A bolero with notes of bachata, “Que Me Invento” [What Can I Make Up] is Dominican singer Angela Carrasco’s first recording in a decade. Unless you are a very young Latino/a, you must remember Carrasco as one of the strongest voices of popular and romantic Latin music of the 90s. Now she comes back with this release, written by Alejandro Jaen, which is very nice and a great way to for us to enjoy her magnificent voice once again. Listen and purchase on Amazon.com.
Matheus 10 – “Un mismo sentir”
Venezuelan singer/songwriter Alfredo Matheus Diez, who is known as Matheus 10, created the song “Un Mismo Sentir” [A shared feeling], along with Arturo Cabrera Brambilla, as the oficial song for the XI South American Games in Cochabamba, Bolivia. The games started this May 26 and will continue through June 8, 2018. This is really a fusion of rhythms that mixes traditional sounds from the Andes, like cumbia and saya, with urban rhythms like reggaeton and electronic. Bolivian artists Fernando Torrico, Elmer Hermosa, Vanessa Anez y Jonathan Hermosa are part of the song and are featured in its video, which also displays the Felix Capriles Stadium and the Villa Suramerica, which is currently hosting more than 4,000 athletes from the 14 countries participating.
How awesome was that? Oh, and what a month June is bound to be, with so much good music to dance and so many soccer matches to watch! Here’s hoping that you’ll enjoy the month, the music, and the games.
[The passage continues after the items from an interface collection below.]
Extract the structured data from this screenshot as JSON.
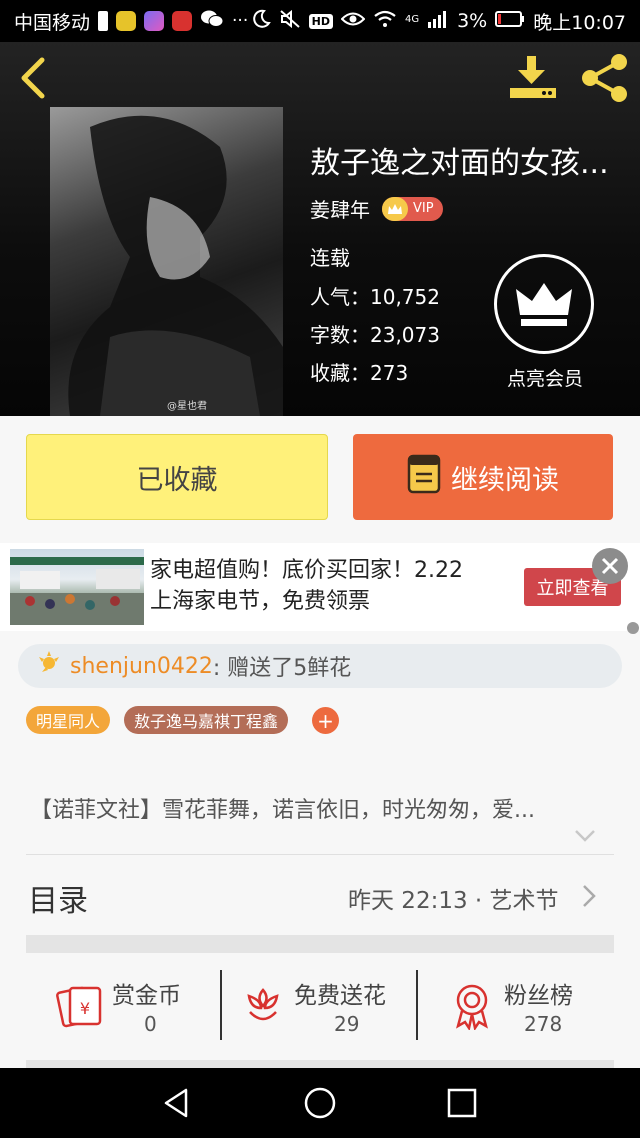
{
  "status_bar": {
    "carrier": "中国移动",
    "more": "···",
    "hd": "HD",
    "network": "4G",
    "battery": "3%",
    "time": "晚上10:07"
  },
  "book": {
    "title": "敖子逸之对面的女孩...",
    "author": "姜肆年",
    "vip": "VIP",
    "status": "连载",
    "popularity_label": "人气：",
    "popularity": "10,752",
    "word_count_label": "字数：",
    "word_count": "23,073",
    "favorites_label": "收藏：",
    "favorites": "273",
    "cover_watermark": "@星也君",
    "member_label": "点亮会员"
  },
  "actions": {
    "favorited_label": "已收藏",
    "continue_label": "继续阅读"
  },
  "ad": {
    "line1": "家电超值购！底价买回家！2.22",
    "line2": "上海家电节，免费领票",
    "cta": "立即查看"
  },
  "gift": {
    "user": "shenjun0422",
    "action": " : 赠送了5鲜花"
  },
  "tags": [
    "明星同人",
    "敖子逸马嘉祺丁程鑫"
  ],
  "add_tag": "+",
  "description": "【诺菲文社】雪花菲舞，诺言依旧，时光匆匆，爱...",
  "toc": {
    "title": "目录",
    "latest": "昨天 22:13 · 艺术节"
  },
  "stats": [
    {
      "label": "赏金币",
      "value": "0"
    },
    {
      "label": "免费送花",
      "value": "29"
    },
    {
      "label": "粉丝榜",
      "value": "278"
    }
  ],
  "colors": {
    "accent_orange": "#ee6a3e",
    "fav_yellow": "#fff17a",
    "gift_user": "#ed8c26",
    "icon_red": "#d8322f"
  }
}
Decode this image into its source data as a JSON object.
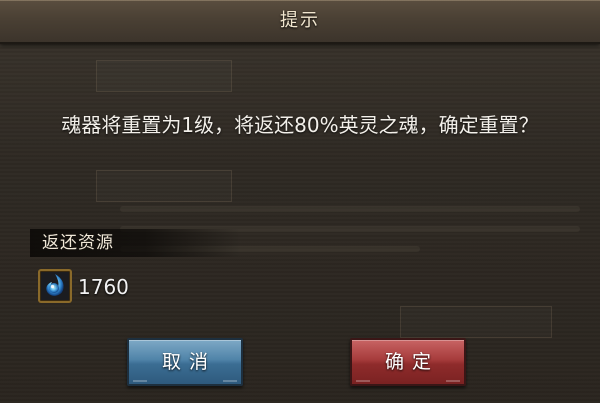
{
  "dialog": {
    "title": "提示",
    "message": "魂器将重置为1级，将返还80%英灵之魂，确定重置？"
  },
  "refund": {
    "section_label": "返还资源",
    "items": [
      {
        "icon": "soul-orb-icon",
        "amount": "1760"
      }
    ]
  },
  "buttons": {
    "cancel_label": "取消",
    "confirm_label": "确定"
  },
  "colors": {
    "cancel_button": "#4f83a8",
    "confirm_button": "#a63b3b",
    "title_bar": "#4a4034"
  }
}
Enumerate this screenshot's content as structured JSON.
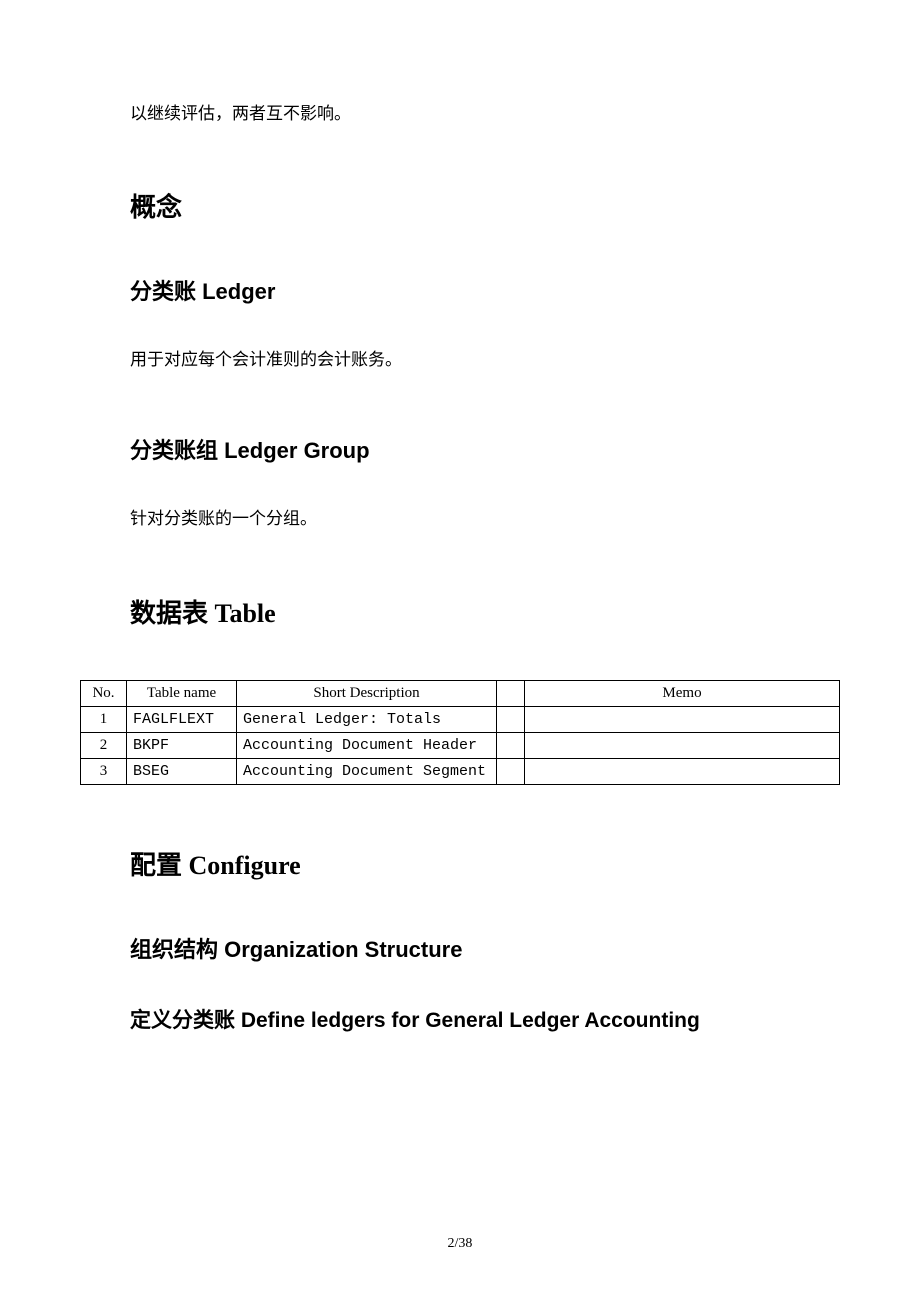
{
  "intro_text": "以继续评估，两者互不影响。",
  "heading_concept": "概念",
  "heading_ledger": "分类账 Ledger",
  "text_ledger": "用于对应每个会计准则的会计账务。",
  "heading_ledger_group": "分类账组 Ledger Group",
  "text_ledger_group": "针对分类账的一个分组。",
  "heading_table": "数据表 Table",
  "table": {
    "headers": {
      "no": "No.",
      "name": "Table name",
      "desc": "Short Description",
      "empty": "",
      "memo": "Memo"
    },
    "rows": [
      {
        "no": "1",
        "name": "FAGLFLEXT",
        "desc": "General Ledger: Totals",
        "empty": "",
        "memo": ""
      },
      {
        "no": "2",
        "name": "BKPF",
        "desc": "Accounting Document Header",
        "empty": "",
        "memo": ""
      },
      {
        "no": "3",
        "name": "BSEG",
        "desc": "Accounting Document Segment",
        "empty": "",
        "memo": ""
      }
    ]
  },
  "heading_configure": "配置 Configure",
  "heading_org_structure": "组织结构 Organization Structure",
  "heading_define_ledgers": "定义分类账 Define ledgers for General Ledger Accounting",
  "page_number": "2/38"
}
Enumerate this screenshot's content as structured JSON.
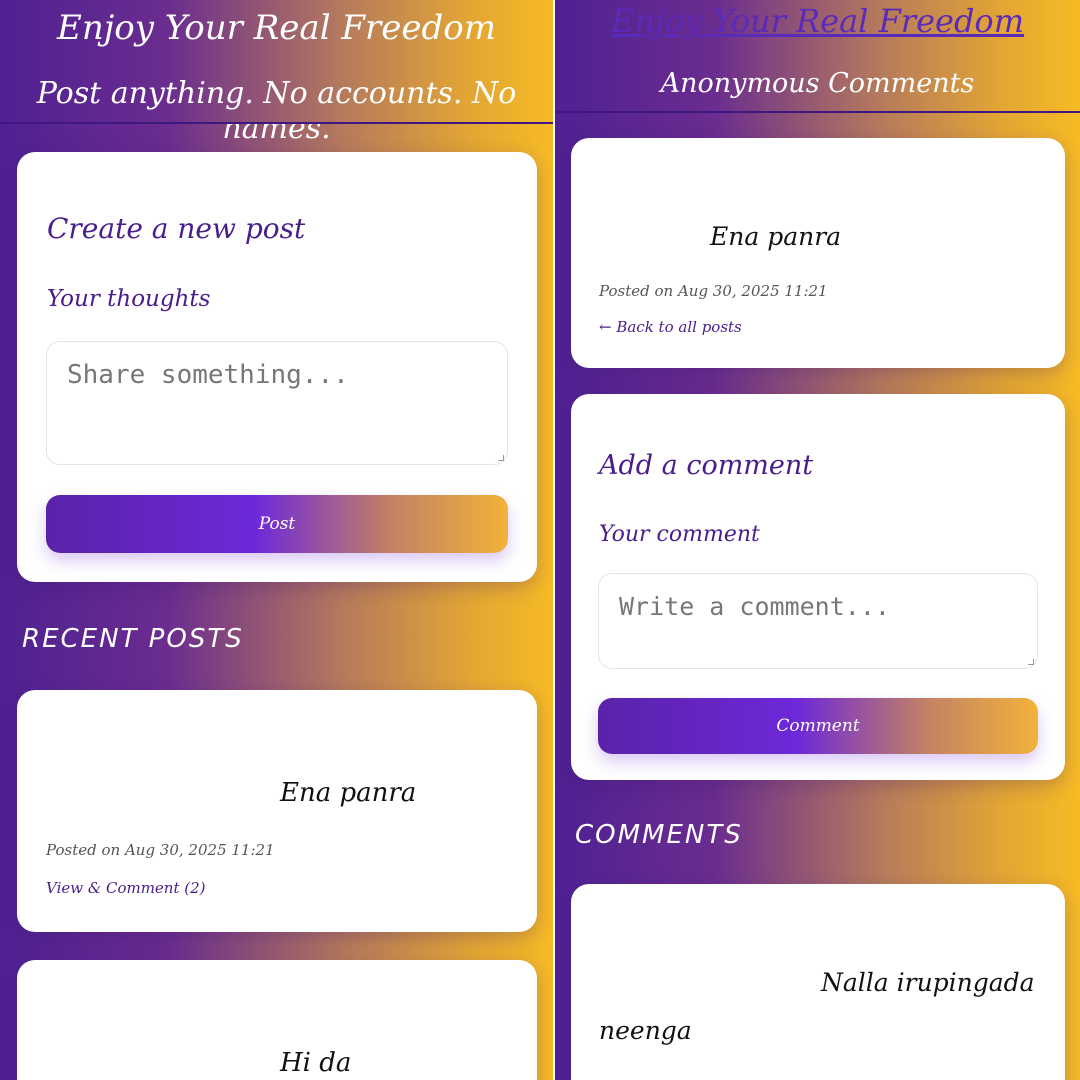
{
  "left": {
    "header": {
      "title": "Enjoy Your Real Freedom",
      "subtitle": "Post anything. No accounts. No names."
    },
    "create": {
      "title": "Create a new post",
      "label": "Your thoughts",
      "placeholder": "Share something...",
      "button": "Post"
    },
    "recent_title": "RECENT POSTS",
    "posts": [
      {
        "text": "Ena panra",
        "meta": "Posted on Aug 30, 2025 11:21",
        "link": "View & Comment (2)"
      },
      {
        "text": "Hi da"
      }
    ]
  },
  "right": {
    "header": {
      "title": "Enjoy Your Real Freedom",
      "subtitle": "Anonymous Comments"
    },
    "post": {
      "text": "Ena panra",
      "meta": "Posted on Aug 30, 2025 11:21",
      "back": "← Back to all posts"
    },
    "comment_form": {
      "title": "Add a comment",
      "label": "Your comment",
      "placeholder": "Write a comment...",
      "button": "Comment"
    },
    "comments_title": "COMMENTS",
    "comments": [
      {
        "text_line1": "Nalla irupingada",
        "text_line2": "neenga"
      }
    ]
  },
  "colors": {
    "accent": "#4a1d8c",
    "gradient_start": "#4f2192",
    "gradient_end": "#f6bb25"
  }
}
We will be back with more at the end of June. Keep on dancing like nobody is watching!